Lux Mundi belongs to a series of essay volumes that have punctuated the theological history of the Church of England for the past 150 years: Essays and Reviews (1860), Lux Mundi (1889), Foundations (1912), Essays Catholic and Critical (1926), Soundings (1962), and Radical Orthodoxy (1999). Lux Mundi is probably the most significant volume among them. A. M. Ramsey considered that this book inaugurated “an era in Anglican theology” that lasted 50 years. It also represented what might perhaps be called the most characteristic tendency within th…

Newbigin, J. E. Lesslie

(983 words)

Author(s): Wainwright, Geoffrey
By his personal stature and the range of his activities, Lesslie Newbigin (1909–98) stands out as a father of the ecumenical church in the 20th century. Raised an English Presbyterian, he was ordained by the Church of Scotland in 1936 for missionary service in India, where he represented his denomination in the final rounds of negotiation toward the organic union of Anglicans, Presbyterians, Methodists, ¶ and Congregationalists in the Church of South India (1947). Consecrated as one of the first bishops in the CSI, Newbigin presided over the Diocese of Madura…

Eucharist

(12,466 words)

Author(s): Bieritz, Karl-Heinrich | Roloff, Jürgen | Schnurr, Günther | Wainwright, Geoffrey
Overview The Eucharist (or Holy Communion or the Lord’s Supper) has had from the very beginning a place of special importance in the life of Christianity. The eating and drinking of bread and wine in obedience to the command of Jesus at his Last Supper with his disciples is a sensory representation of the spiritual reality of the Christ whom Christians believe in and confess. The celebration of the Eucharist shows clearly, and makes known, that which Christian life in praise and thanksgiving atte…

Baptism

(9,795 words)

Author(s): Fahlbusch, Erwin | Schnelle, Udo | Wainwright, Geoffrey | Leonard, Bill J. | Grethlein, Christian | Et al.
Overview In Christianity, baptism—either by plunging in water or by sprinkling with it—represents the first act of incorporation “into Christ” and into the fellowship of the church. Further acts of incorporation are confirmation (Initiation Rites 2) and the Eucharist. Other religious societies have similar rites (Initiation Rites 1). Jewish proselyte baptism incorporates the baptized not only into the religious fellowship but also into God’s covenant people. This matter is relevant in the dialogu…

Spirituality

(13,743 words)

Author(s): Dahill, Lisa E. | Wainwright, Geoffrey | Asamoah-Gyadu, J. Kwabena | Álvarez, Carmelo E. | Hessel-Robinson, Timothy | Et al.
Overview Since the latter decades of the 20th century, the term “spirituality” has taken on increasing prominence within North American Christianity and popular culture.
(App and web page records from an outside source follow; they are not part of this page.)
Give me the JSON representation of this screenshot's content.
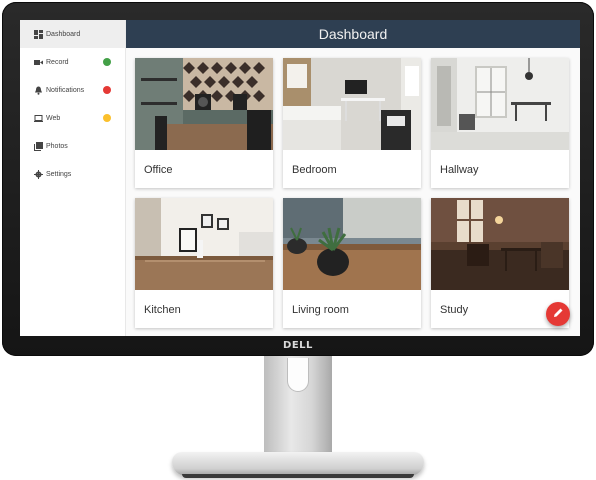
{
  "brand": {
    "logo_text": "DELL"
  },
  "topbar": {
    "title": "Dashboard"
  },
  "sidebar": {
    "items": [
      {
        "label": "Dashboard",
        "icon": "dashboard-icon",
        "active": true
      },
      {
        "label": "Record",
        "icon": "video-camera-icon",
        "status_color": "#43a047"
      },
      {
        "label": "Notifications",
        "icon": "bell-icon",
        "status_color": "#e53935"
      },
      {
        "label": "Web",
        "icon": "laptop-icon",
        "status_color": "#fbc02d"
      },
      {
        "label": "Photos",
        "icon": "photos-icon"
      },
      {
        "label": "Settings",
        "icon": "gear-icon"
      }
    ]
  },
  "rooms": [
    {
      "name": "Office"
    },
    {
      "name": "Bedroom"
    },
    {
      "name": "Hallway"
    },
    {
      "name": "Kitchen"
    },
    {
      "name": "Living room"
    },
    {
      "name": "Study"
    }
  ],
  "fab": {
    "icon": "pencil-icon",
    "color": "#e53935"
  }
}
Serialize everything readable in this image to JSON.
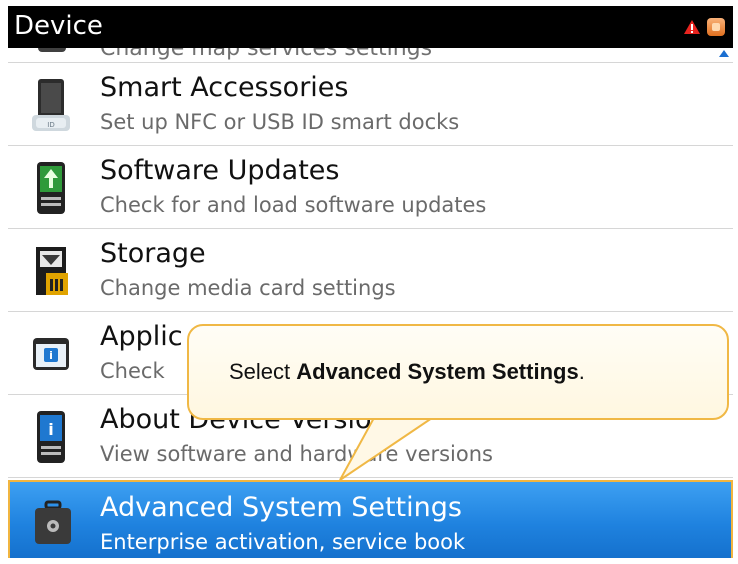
{
  "header": {
    "title": "Device",
    "icons": [
      "warning-icon",
      "lock-icon"
    ]
  },
  "partial_item": {
    "subtitle": "Change map services settings"
  },
  "items": [
    {
      "title": "Smart Accessories",
      "subtitle": "Set up NFC or USB ID smart docks",
      "icon": "smart-dock-icon"
    },
    {
      "title": "Software Updates",
      "subtitle": "Check for and load software updates",
      "icon": "software-update-icon"
    },
    {
      "title": "Storage",
      "subtitle": "Change media card settings",
      "icon": "media-card-icon"
    },
    {
      "title": "Applic",
      "subtitle": "Check",
      "icon": "app-info-icon"
    },
    {
      "title": "About Device Versio",
      "subtitle": "View software and hardware versions",
      "icon": "device-info-icon"
    },
    {
      "title": "Advanced System Settings",
      "subtitle": "Enterprise activation, service book",
      "icon": "toolbox-icon",
      "selected": true
    }
  ],
  "callout": {
    "prefix": "Select ",
    "bold": "Advanced System Settings",
    "suffix": "."
  },
  "colors": {
    "selected_bg": "#1f82df",
    "callout_border": "#f0b845",
    "header_bg": "#000000"
  }
}
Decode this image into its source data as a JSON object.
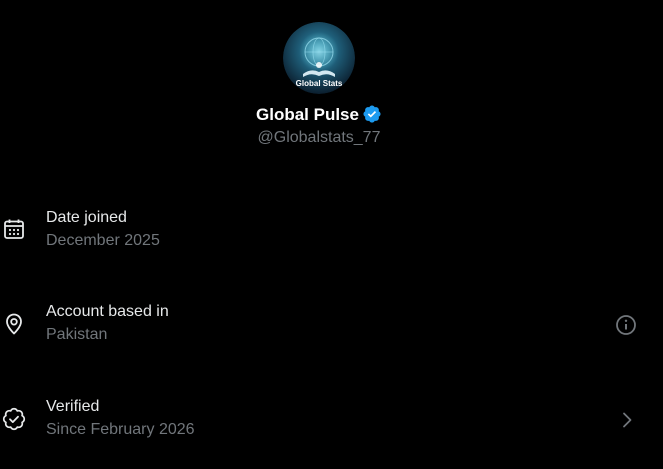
{
  "profile": {
    "display_name": "Global Pulse",
    "handle": "@Globalstats_77",
    "avatar_text": "Global Stats",
    "verified_badge_color": "#1d9bf0"
  },
  "rows": {
    "date_joined": {
      "title": "Date joined",
      "value": "December 2025",
      "icon": "calendar-icon"
    },
    "account_based": {
      "title": "Account based in",
      "value": "Pakistan",
      "icon": "location-pin-icon",
      "action_icon": "info-icon"
    },
    "verified": {
      "title": "Verified",
      "value": "Since February 2026",
      "icon": "verified-check-icon",
      "action_icon": "chevron-right-icon"
    }
  },
  "colors": {
    "background": "#000000",
    "primary_text": "#e7e9ea",
    "secondary_text": "#71767b",
    "accent": "#1d9bf0"
  }
}
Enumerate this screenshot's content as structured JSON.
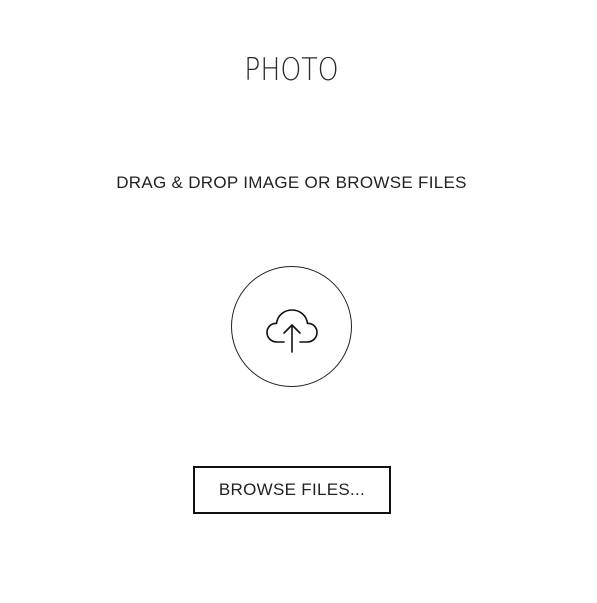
{
  "title": "PHOTO",
  "instructions": "DRAG & DROP IMAGE OR BROWSE FILES",
  "upload_icon": "cloud-upload-icon",
  "browse_button_label": "BROWSE FILES...",
  "colors": {
    "background": "#ffffff",
    "text": "#222222",
    "border": "#111111"
  }
}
While a large majority of adults in the United States professes belief in God, how such belief is expressed and lived has shifted dramatically in these decades, and “spirituality” is a catchword for such change; being “spiritual but not religious” defines large numbers of Americans, particularly in younger generations. And people…